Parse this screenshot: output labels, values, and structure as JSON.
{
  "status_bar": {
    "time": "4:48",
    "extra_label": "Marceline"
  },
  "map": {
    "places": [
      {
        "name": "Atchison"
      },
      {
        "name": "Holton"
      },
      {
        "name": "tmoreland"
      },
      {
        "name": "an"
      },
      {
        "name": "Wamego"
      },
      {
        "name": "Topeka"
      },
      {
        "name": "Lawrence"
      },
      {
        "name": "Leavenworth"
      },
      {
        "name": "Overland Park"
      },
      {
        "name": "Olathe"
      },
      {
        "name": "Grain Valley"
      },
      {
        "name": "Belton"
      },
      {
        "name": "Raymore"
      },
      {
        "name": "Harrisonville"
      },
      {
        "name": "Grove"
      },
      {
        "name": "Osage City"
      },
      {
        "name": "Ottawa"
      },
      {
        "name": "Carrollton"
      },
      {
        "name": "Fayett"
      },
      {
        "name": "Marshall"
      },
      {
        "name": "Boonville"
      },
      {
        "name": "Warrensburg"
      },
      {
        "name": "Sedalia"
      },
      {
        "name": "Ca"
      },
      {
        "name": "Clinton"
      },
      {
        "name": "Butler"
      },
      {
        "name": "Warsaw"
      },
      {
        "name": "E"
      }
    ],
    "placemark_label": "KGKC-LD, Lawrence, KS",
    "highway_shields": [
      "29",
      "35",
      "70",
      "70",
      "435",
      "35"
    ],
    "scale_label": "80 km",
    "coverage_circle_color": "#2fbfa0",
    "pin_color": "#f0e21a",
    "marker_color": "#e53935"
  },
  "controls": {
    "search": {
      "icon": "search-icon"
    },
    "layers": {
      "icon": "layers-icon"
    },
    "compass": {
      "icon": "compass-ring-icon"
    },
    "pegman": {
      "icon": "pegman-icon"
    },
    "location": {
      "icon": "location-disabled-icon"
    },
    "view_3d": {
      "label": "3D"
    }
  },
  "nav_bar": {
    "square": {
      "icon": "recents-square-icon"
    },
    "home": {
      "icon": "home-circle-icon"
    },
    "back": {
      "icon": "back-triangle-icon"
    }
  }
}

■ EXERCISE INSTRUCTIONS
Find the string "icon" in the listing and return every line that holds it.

■ WRITTEN ANSWER
      "icon": "search-icon"
      "icon": "layers-icon"
      "icon": "compass-ring-icon"
      "icon": "pegman-icon"
      "icon": "location-disabled-icon"
      "icon": "recents-square-icon"
      "icon": "home-circle-icon"
      "icon": "back-triangle-icon"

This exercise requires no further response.